“There are two kinds of angry people in this world: explosive and implosive. Explosive is the kind of individual you see screaming at the cashier for not taking their coupons. Implosive is the cashier who remains quiet day after day and finally shoots everyone in the store. You’re the cashier,” says Dr Buddy Rydell to Dave Buznik in film Anger Management.
Critics of Pakistan’s foreign policy remind us of the screamer in the store. Let us hope and pray that the Pakistani state does not turn out to be the passive-aggressive cashier. Pakistan’s woes originate from a myriad of problems. A rough neighbourhood. Location too close to two rising giants. A history of shared hostility with one. Lack of proper understanding of own potential and prowess. Economic and political instability. Too many cooks. Too little to sell. Long history of civil-military bipolar syndrome. And the list goes on. The trouble then is to know how to frame the appropriate foreign policy. Owing to the political elite’s total failure to pull its weight at the very inception and the timely death of the country’s founder, the policymaking process soon ended up in the hands of the military. Survival was of supreme importance. The defenders considered no one more capable to build strategic relationships with other countries than themselves. Ayub Khan’s outreach to the US proved that this assessment was not all that misplaced, as the founder of the nation and the first prime minister also wanted something similar.
Since then, the relationship with the US has been our most important priority despite constant denials. And because politicians are also an unavoidable reality, our narrative describing our foreign policy choices has always looked like the product of a schizophrenic mind. Whenever politicians were in power, their struggling governments had a distinctly reactive and emotive approach to viewing these choices. Dictators, more self-assured and less threatened, approached the matter quite stoically. These two narratives have been constantly clashing and have given birth to a unique brand of conspiracy theories and parallel history obscuring the objective and at times abject realities of life.
These speculations and friction between the two narratives increased with the demise of the Soviet Union. For the first time, Pakistan was truly faced by the consequences of its own actions and foreign policy choices. As the red scare disappeared, so did our nuisance value. India grew in importance and we felt ostracised. But the real unbearable friction started in General (retd) Musharraf’s time when the politicians and the religious elite felt betrayed and thought that the generalissimo was short-selling national interest to a party that would take no time short-changing us. When Musharraf was forced out of power, his followers thought that was exactly what had happened. Since then, they have reacted in the same manner. So today internal rage, speculations, accusations have reached astronomical proportions making our foreign policy passive-aggressive. Since both sides fail to see that they want the same thing, no one seriously pays attention to deeper questions and deficits of our foreign policy. For instance, why is it that when we were combatting global terrorism on our soil, India got away with all the benefits and managed to frame us as per its own narrative? Why is it that we are struggling to be heard? Why do we lack in choices? Are we really such small fry now that comparisons with India are no longer warranted? If so, why does India constantly obsess about us while pretending not to do so?

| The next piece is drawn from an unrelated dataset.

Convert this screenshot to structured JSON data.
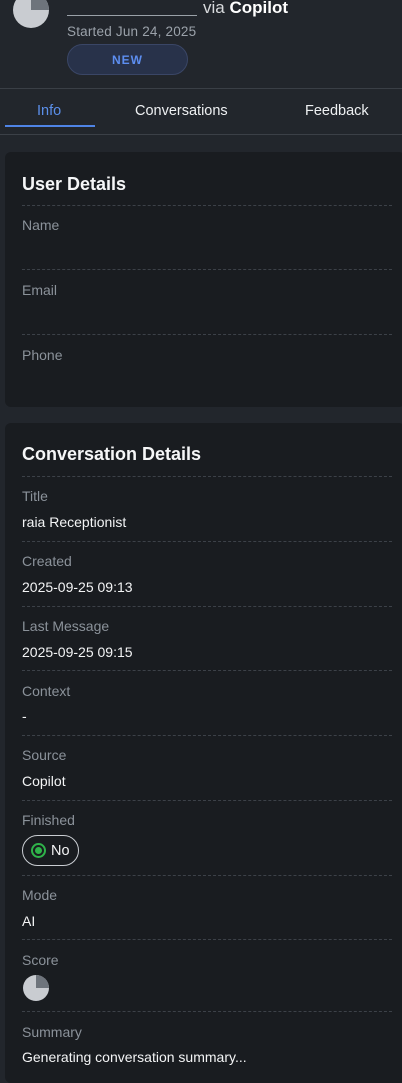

When we fail to ask these questions, we resort to attacking our own and suggest solutions that are inconsequential. Our politicians must be compromising national interest for personal benefit. Our generals must be deliberately sabotaging the civilian government’s initiatives. Oh we are failing because we don’t have a full-time foreign minister. Yeah right, a full-time foreign minister will come with a magic wand and make all our woes go away.
The real reason is we lack soft power and common sense. India freed its economy under Manmohan Singh and attracted investors. Its entertainment industry is all the rage. It exports human capital that becomes a part of and leads Fortune 500 companies. It diversifies its portfolio all the time, and projects its cultural and democratic credentials beyond our imagination. Meanwhile, we keep shouting at our own. If we shut up for a second our brains may start functioning and we may realise that as a nation of 200 million, we are not that small and can do just the same.
Published in The Express Tribune, June 18th, 2016.